Even if it’s a city you have lived in your whole life, every neighborhood is a little different. Take the time to learn about crime statistics, school quality, amount of traffic, and more. The more educated you are about specific areas, the more of an informed decision you will be able to make.
ATTEND OPEN HOUSES
Come prepared with questions to ask when visiting open houses. Take notes and pictures (if given permission) of both what you like and don’t like and any issues you may have to deal with if you buy the home (ex. water damage). Remember that these are still people’s homes. Remove your shoes if asked to (so always remember to wear socks, just in case) and don’t bring small children (or pets) who might damage property or be a distraction to other people. Feel free to check out the size of closets, but leave dresser drawers closed. Be polite and leave your criticisms until after you’ve left. You never know who might be listening and you don’t want it to affect your ability to buy the home later.
CONSIDER YOUR FUTURE
Many people go into the home buying process just thinking what is going to work for them right now. Are you planning on adding to your family in the future? Will you probably want to move again in a couple of years? How committed are you to this particular area and your current job? If you feel like there's a chance you may have to uproot again in a couple of years, it might be wise to put off buying for awhile.
PREPARE FOR POST PURCHASE
Owning a home is expensive, so start saving money that is specifically for routine maintenance and repairs that you will need to handle. The better maintained your home, the less likely you will need repairs and the more you may be able to sell it for in the future.

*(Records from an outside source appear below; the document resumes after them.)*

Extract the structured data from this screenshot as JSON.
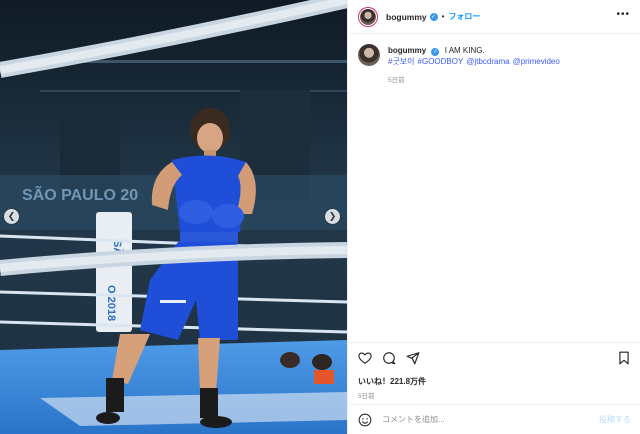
{
  "post": {
    "username": "bogummy",
    "follow_label": "フォロー",
    "separator": "•",
    "more_label": "•••",
    "caption": {
      "username": "bogummy",
      "text": "I AM KING.",
      "tags": [
        "#굿보이",
        "#GOODBOY",
        "@jtbcdrama",
        "@primevideo"
      ],
      "time": "5日前"
    },
    "likes_label": "いいね！221.8万件",
    "time": "5日前"
  },
  "comment": {
    "placeholder": "コメントを追加...",
    "post_label": "投稿する"
  },
  "media": {
    "arena_text": "SÃO PAULO 20",
    "post_text": "SÃO",
    "post_text2": "O 2018"
  },
  "icons": {
    "prev": "chevron-left-icon",
    "next": "chevron-right-icon",
    "like": "heart-icon",
    "comment": "comment-icon",
    "share": "send-icon",
    "save": "bookmark-icon",
    "emoji": "smiley-icon",
    "verified": "verified-badge-icon"
  },
  "colors": {
    "link": "#0095f6",
    "tag": "#3d5afe",
    "verified": "#3897f0",
    "ring_floor": "#2f7fd6",
    "boxer_blue": "#1f4fd8"
  }
}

You also need to take items, such a furniture, into account when planning the budget for your new home.